Resolving problems

If you have problems at work and you're not given your legal rights, there are various ways to sort this out. An Industrial Tribunal will hear cases that involve work problems, but you should try to sort out problems with your employer first.

Most employers have a company complaints procedure known legally as a 'grievance procedure' that you can use.

More useful links

Share this page

What do you want to do?
What is your question about?
Do you want a reply?
Your email address
To reply to you, we need your email address
Your feedback

We will not reply to your feedback.  Don't include any personal or financial information, for example National Insurance, credit card numbers, or phone numbers.

This feedback form is for issues with the nidirect website only.

You can use it to report a problem or suggest an improvement to a webpage.

If you have a question about a government service or policy, you should contact the relevant government organisation directly as we don’t have access to information about you held by government departments.

You must be aged 13 years or older - if you’re younger, ask someone with parental responsibility to send the feedback for you.

The nidirect privacy notice applies to any information you send on this feedback form.

Don't include any personal or financial information, for example National Insurance, credit card numbers, or phone numbers.

Plain text only, 750 characters maximum.
Plain text only, 750 characters maximum.

What to do next

Comments or queries about angling can be emailed to anglingcorrespondence@daera-ni.gov.uk 

What to do next

If you have a comment or query about benefits, you will need to contact the government department or agency which handles that benefit.  Contacts for common benefits are listed below.

Carer's Allowance

Call 0800 587 0912
Email 
dcs.incomingpostteamdhc2@nissa.gsi.gov.uk

Discretionary support / Short-term benefit advance

Call 0800 587 2750 
Email 
customerservice.unit@communities-ni.gov.uk

Disability Living Allowance

Call 0800 587 0912 
Email dcs.incomingpostteamdhc2@nissa.gsi.gov.uk

Employment and Support Allowance

Call 0800 587 1377

Jobseeker’s Allowance

Contact your local Jobs & Benefits office

Personal Independence Payment

Call 0800 587 0932

If your query is about another benefit, select ‘Other’ from the drop-down menu above.

What to do next

Comments or queries about the Blue Badge scheme can be emailed to bluebadges@infrastructure-ni.gov.uk or you can also call 0300 200 7818.

What to do next

For queries or advice about careers, contact the Careers Service.

What to do next

For queries or advice about Child Maintenance, contact the Child Maintenance Service.

What to do next

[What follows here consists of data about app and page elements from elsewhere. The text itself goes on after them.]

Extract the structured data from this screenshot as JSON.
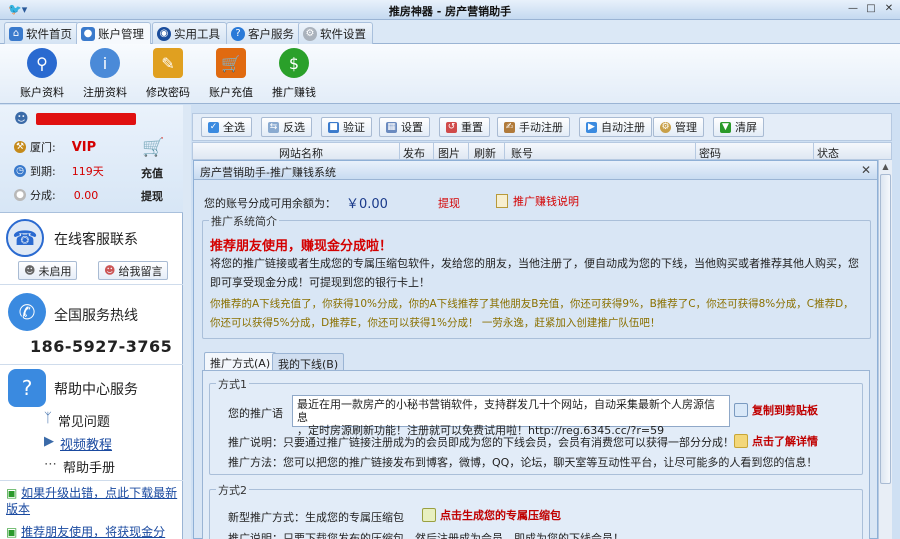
{
  "window": {
    "title": "推房神器 - 房产营销助手",
    "logo_icon": "bird-icon"
  },
  "tabs": [
    {
      "label": "软件首页",
      "icon": "home-icon"
    },
    {
      "label": "账户管理",
      "icon": "user-icon"
    },
    {
      "label": "实用工具",
      "icon": "tools-icon"
    },
    {
      "label": "客户服务",
      "icon": "help-icon"
    },
    {
      "label": "软件设置",
      "icon": "gear-icon"
    }
  ],
  "active_tab": "账户管理",
  "ribbon": [
    {
      "label": "账户资料",
      "icon": "user-search-icon",
      "color": "#2a6ad0"
    },
    {
      "label": "注册资料",
      "icon": "user-info-icon",
      "color": "#4a8ad8"
    },
    {
      "label": "修改密码",
      "icon": "pen-icon",
      "color": "#e0a020"
    },
    {
      "label": "账户充值",
      "icon": "cart-icon",
      "color": "#e06a10"
    },
    {
      "label": "推广赚钱",
      "icon": "dollar-icon",
      "color": "#2aa02a"
    }
  ],
  "account": {
    "level_label": "厦门:",
    "level_value": "VIP",
    "expire_label": "到期:",
    "expire_value": "119天",
    "share_label": "分成:",
    "share_value": "0.00",
    "recharge": "充值",
    "withdraw": "提现"
  },
  "left": {
    "online_title": "在线客服联系",
    "btn_not_enabled": "未启用",
    "btn_message": "给我留言",
    "hotline_title": "全国服务热线",
    "hotline_number": "186-5927-3765",
    "help_title": "帮助中心服务",
    "help_items": [
      "常见问题",
      "视频教程",
      "帮助手册"
    ],
    "news": [
      "如果升级出错，点此下载最新版本",
      "推荐朋友使用，将获现金分"
    ]
  },
  "toolbar": [
    "全选",
    "反选",
    "验证",
    "设置",
    "重置",
    "手动注册",
    "自动注册",
    "管理",
    "清屏"
  ],
  "grid_columns": [
    "网站名称",
    "发布",
    "图片",
    "刷新",
    "账号",
    "密码",
    "状态"
  ],
  "panel": {
    "title": "房产营销助手-推广赚钱系统",
    "balance_label": "您的账号分成可用余额为：",
    "balance_value": "￥0.00",
    "withdraw_link": "提现",
    "explain_link": "推广赚钱说明",
    "intro_legend": "推广系统简介",
    "intro_headline": "推荐朋友使用，赚现金分成啦！",
    "intro_text": "将您的推广链接或者生成您的专属压缩包软件，发给您的朋友，当他注册了，便自动成为您的下线，当他购买或者推荐其他人购买，您即可享受现金分成！可提现到您的银行卡上！",
    "intro_gold": "你推荐的A下线充值了，你获得10%分成，你的A下线推荐了其他朋友B充值，你还可获得9%，B推荐了C，你还可获得8%分成，C推荐D，你还可以获得5%分成，D推荐E，你还可以获得1%分成！ 一劳永逸，赶紧加入创建推广队伍吧！",
    "subtabs": [
      "推广方式(A)",
      "我的下线(B)"
    ],
    "m1_legend": "方式1",
    "m1_label": "您的推广语",
    "m1_text_1": "最近在用一款房产的小秘书营销软件，支持群发几十个网站，自动采集最新个人房源信息",
    "m1_text_2": "，定时房源刷新功能！注册就可以免费试用啦！http://reg.6345.cc/?r=59",
    "m1_copy": "复制到剪贴板",
    "m1_note": "推广说明：只要通过推广链接注册成为的会员即成为您的下线会员，会员有消费您可以获得一部分分成！",
    "m1_detail": "点击了解详情",
    "m1_method": "推广方法：您可以把您的推广链接发布到博客，微博，QQ，论坛，聊天室等互动性平台，让尽可能多的人看到您的信息！",
    "m2_legend": "方式2",
    "m2_label": "新型推广方式：生成您的专属压缩包",
    "m2_link": "点击生成您的专属压缩包",
    "m2_note": "推广说明：只要下载您发布的压缩包，然后注册成为会员，即成为您的下线会员！"
  },
  "colors": {
    "accent": "#2a6ad0",
    "red": "#d40000",
    "gold": "#8a7000"
  }
}
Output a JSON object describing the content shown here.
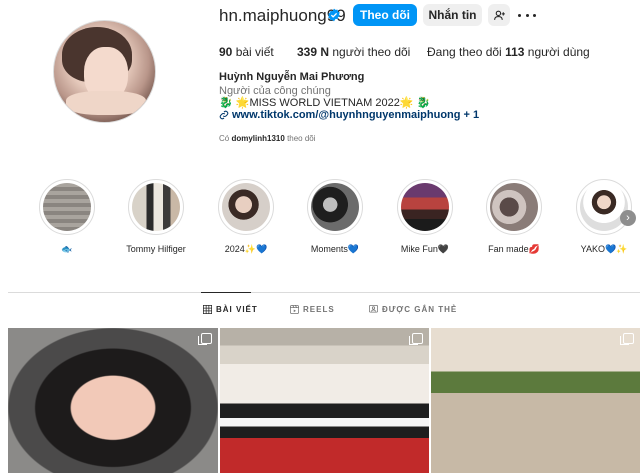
{
  "profile": {
    "username": "hn.maiphuong99",
    "follow_label": "Theo dõi",
    "message_label": "Nhắn tin",
    "posts_count": "90",
    "posts_label": "bài viết",
    "followers_count": "339 N",
    "followers_label": "người theo dõi",
    "following_prefix": "Đang theo dõi",
    "following_count": "113",
    "following_suffix": "người dùng",
    "full_name": "Huỳnh Nguyễn Mai Phương",
    "category": "Người của công chúng",
    "bio_line": "🐉 🌟MISS WORLD VIETNAM 2022🌟 🐉",
    "link_text": "www.tiktok.com/@huynhnguyenmaiphuong + 1",
    "followed_by_prefix": "Có",
    "followed_by_user": "domylinh1310",
    "followed_by_suffix": "theo dõi"
  },
  "highlights": [
    {
      "label": "🐟"
    },
    {
      "label": "Tommy Hilfiger"
    },
    {
      "label": "2024✨💙"
    },
    {
      "label": "Moments💙"
    },
    {
      "label": "Mike Fun🖤"
    },
    {
      "label": "Fan made💋"
    },
    {
      "label": "YAKO💙✨"
    }
  ],
  "tabs": [
    {
      "label": "BÀI VIẾT",
      "icon": "grid-icon"
    },
    {
      "label": "REELS",
      "icon": "reels-icon"
    },
    {
      "label": "ĐƯỢC GẮN THẺ",
      "icon": "tagged-icon"
    }
  ],
  "colors": {
    "accent": "#0095f6",
    "verified": "#0095f6",
    "link": "#00376b",
    "secondary_text": "#737373"
  }
}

For queries or advice about claiming compensation due to a road problem, contact DFI Roads claim unit.

What to do next

For queries or advice about criminal record checks, email ani@accessni.gov.uk

What to do next

Application and payment queries can be emailed to ema_ni@slc.co.uk

What to do next

For queries or advice about employment rights, contact the Labour Relations Agency.

What to do next

For queries or advice about birth, death, marriage and civil partnership certificates and research, contact the General Register Office Northern Ireland (GRONI) by email gro_nisra@finance-ni.gov.uk

What to do next

For queries about:

If your query is about another topic, select ‘Other’ from the drop-down menu above.

What to do next

For queries or advice about passports, contact HM Passport Office.

What to do next

For queries or advice about Penalty Charge Notices (PCNs), including parking tickets and bus lane PCNs, email dcu@infrastructure-ni.gov.uk

What to do next

For queries or advice about pensions, contact the Northern Ireland Pension Centre.

What to do next

If you wish to report a problem with a road or street you can do so online in this section.

If you wish to check on a problem or fault you have already reported, contact DfI Roads.

What to do next

For queries or advice about historical, social or cultural records relating to Northern Ireland, use the Public Record Office of Northern Ireland (PRONI) enquiry service.

What to do next

For queries or advice about rates, email LPSCustomerTeam@lpsni.gov.uk

What to do next

For queries or advice about  60+ and Senior Citizen SmartPasses (which can be used to get concessionary travel on public transport), contact Smartpass - Translink.